“Only three passengers refused to submit to testing at Lyon Saint Exupéry airport. The authorities issued a préfectoral quarantine order against them.
“At Roissy-Charles de Gaulle and Orly airports in Paris, 2,671 passengers arrived from these 16 countries.
“All passengers over 11 years of age who did not have negative test results could be tested – this represented 556 passengers on Saturday, August 1st.
“Thanks to the mobilisation of; 80 border police officers, 5 gendarmerie technicians, 50 Paris hospitals staff and Île-de-France regional health authority teams, more than 30 volunteers from civil groups including the Red Cross, nine firefighters from the Paris fire brigade with the capacity to take samples and teams from partner medical analysis laboratories.”
The new procedure will be in place until further notice.
The government spokesman added: “If a passenger has boarded despite the absence of a negative test for travellers coming from countries where it is difficult to carry out a test (eg Algeria, Brazil, India, Israel, Kuwait, Madagascar, Oman, Peru, Qatar, Serbia, South Africa, Turkey) and who are not only in transit, the border police note the absence of this document and invite the passenger to go to the health area set up as a screening centre in order to carry out the PCR test.
“This area is managed by the teams of the Regional Health Authority.

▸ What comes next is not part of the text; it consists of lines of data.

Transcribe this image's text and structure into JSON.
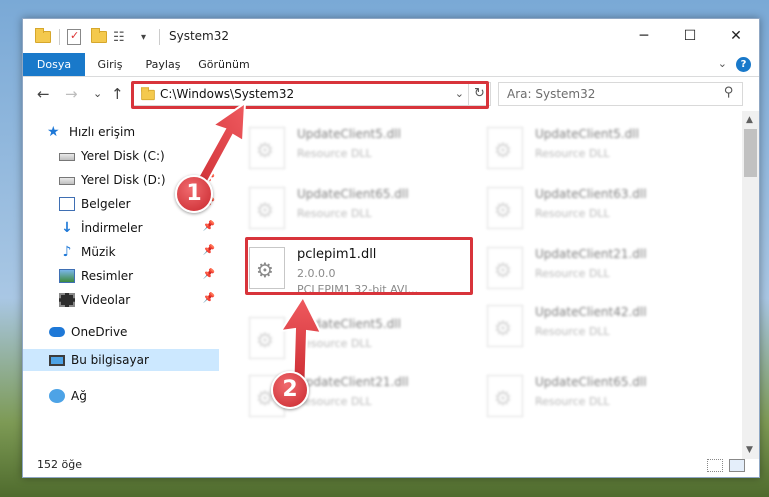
{
  "window": {
    "title": "System32",
    "controls": {
      "minimize": "─",
      "maximize": "☐",
      "close": "✕"
    }
  },
  "ribbon": {
    "tabs": [
      "Dosya",
      "Giriş",
      "Paylaş",
      "Görünüm"
    ],
    "help": "?",
    "expand": "⌄"
  },
  "nav": {
    "back": "←",
    "forward": "→",
    "recent": "⌄",
    "up": "↑",
    "address": "C:\\Windows\\System32",
    "address_dropdown": "⌄",
    "refresh": "↻",
    "search_placeholder": "Ara: System32",
    "search_icon": "⚲"
  },
  "sidebar": {
    "items": [
      {
        "label": "Hızlı erişim",
        "icon": "star-icon",
        "pinned": false
      },
      {
        "label": "Yerel Disk (C:)",
        "icon": "drive-icon",
        "pinned": false
      },
      {
        "label": "Yerel Disk (D:)",
        "icon": "drive-icon",
        "pinned": true
      },
      {
        "label": "Belgeler",
        "icon": "documents-icon",
        "pinned": true
      },
      {
        "label": "İndirmeler",
        "icon": "downloads-icon",
        "pinned": true
      },
      {
        "label": "Müzik",
        "icon": "music-icon",
        "pinned": true
      },
      {
        "label": "Resimler",
        "icon": "pictures-icon",
        "pinned": true
      },
      {
        "label": "Videolar",
        "icon": "videos-icon",
        "pinned": true
      },
      {
        "label": "OneDrive",
        "icon": "onedrive-icon",
        "pinned": false
      },
      {
        "label": "Bu bilgisayar",
        "icon": "computer-icon",
        "pinned": false,
        "selected": true
      },
      {
        "label": "Ağ",
        "icon": "network-icon",
        "pinned": false
      }
    ],
    "pin_glyph": "📌"
  },
  "files": {
    "left_column": [
      {
        "name": "UpdateClient5.dll",
        "type": "Resource DLL"
      },
      {
        "name": "UpdateClient65.dll",
        "type": "Resource DLL"
      },
      {
        "name": "pclepim1.dll",
        "version": "2.0.0.0",
        "description": "PCLEPIM1 32-bit AVI...",
        "highlighted": true
      },
      {
        "name": "UpdateClient5.dll",
        "type": "Resource DLL"
      },
      {
        "name": "UpdateClient21.dll",
        "type": "Resource DLL"
      }
    ],
    "right_column": [
      {
        "name": "UpdateClient5.dll",
        "type": "Resource DLL"
      },
      {
        "name": "UpdateClient63.dll",
        "type": "Resource DLL"
      },
      {
        "name": "UpdateClient21.dll",
        "type": "Resource DLL"
      },
      {
        "name": "UpdateClient42.dll",
        "type": "Resource DLL"
      },
      {
        "name": "UpdateClient65.dll",
        "type": "Resource DLL"
      }
    ]
  },
  "scroll": {
    "up": "▲",
    "down": "▼"
  },
  "status": {
    "count": "152 öğe"
  },
  "annotations": {
    "badge1": "1",
    "badge2": "2",
    "color": "#d8343b"
  }
}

“Once the test has been carried out, the passenger gives his or her personal details so that he or she can receive the test result and a certificate is given. They can continue their journey, in France or in transit, thanks to this traceability.
“Passengers are contacted again by the health authorities in case of a positive result and then enter the contact tracing system for a follow-up.”